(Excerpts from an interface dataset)
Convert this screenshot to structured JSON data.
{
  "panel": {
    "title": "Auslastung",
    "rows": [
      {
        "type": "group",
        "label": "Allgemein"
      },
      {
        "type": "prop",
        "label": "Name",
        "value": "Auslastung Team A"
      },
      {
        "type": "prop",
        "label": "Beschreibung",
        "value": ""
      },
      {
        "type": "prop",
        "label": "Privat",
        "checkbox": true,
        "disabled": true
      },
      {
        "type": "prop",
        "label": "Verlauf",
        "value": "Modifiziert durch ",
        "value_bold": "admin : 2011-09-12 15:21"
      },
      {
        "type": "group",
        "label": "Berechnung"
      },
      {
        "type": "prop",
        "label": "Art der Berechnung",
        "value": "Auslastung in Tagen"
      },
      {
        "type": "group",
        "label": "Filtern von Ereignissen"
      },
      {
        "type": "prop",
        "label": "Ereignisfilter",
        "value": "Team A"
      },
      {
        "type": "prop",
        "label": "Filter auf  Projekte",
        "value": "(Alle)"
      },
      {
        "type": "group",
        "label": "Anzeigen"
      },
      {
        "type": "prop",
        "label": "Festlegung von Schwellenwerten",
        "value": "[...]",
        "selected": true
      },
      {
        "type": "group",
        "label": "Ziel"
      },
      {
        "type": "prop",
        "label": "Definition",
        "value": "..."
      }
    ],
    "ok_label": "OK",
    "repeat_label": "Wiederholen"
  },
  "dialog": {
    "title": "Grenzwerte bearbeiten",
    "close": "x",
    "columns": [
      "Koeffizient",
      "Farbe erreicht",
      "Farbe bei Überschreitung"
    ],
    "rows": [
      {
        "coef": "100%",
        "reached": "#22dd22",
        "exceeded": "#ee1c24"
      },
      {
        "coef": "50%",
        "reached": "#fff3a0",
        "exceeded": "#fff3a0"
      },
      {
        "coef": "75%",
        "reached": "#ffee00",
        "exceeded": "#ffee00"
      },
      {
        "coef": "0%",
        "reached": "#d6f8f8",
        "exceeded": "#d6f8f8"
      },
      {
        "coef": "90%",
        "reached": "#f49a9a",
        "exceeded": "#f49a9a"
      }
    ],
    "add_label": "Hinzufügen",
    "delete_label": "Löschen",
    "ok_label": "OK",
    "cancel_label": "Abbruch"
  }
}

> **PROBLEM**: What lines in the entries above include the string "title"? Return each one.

> **ANSWER TO THIS PROBLEM**:
    "title": "Auslastung",
    "title": "Grenzwerte bearbeiten",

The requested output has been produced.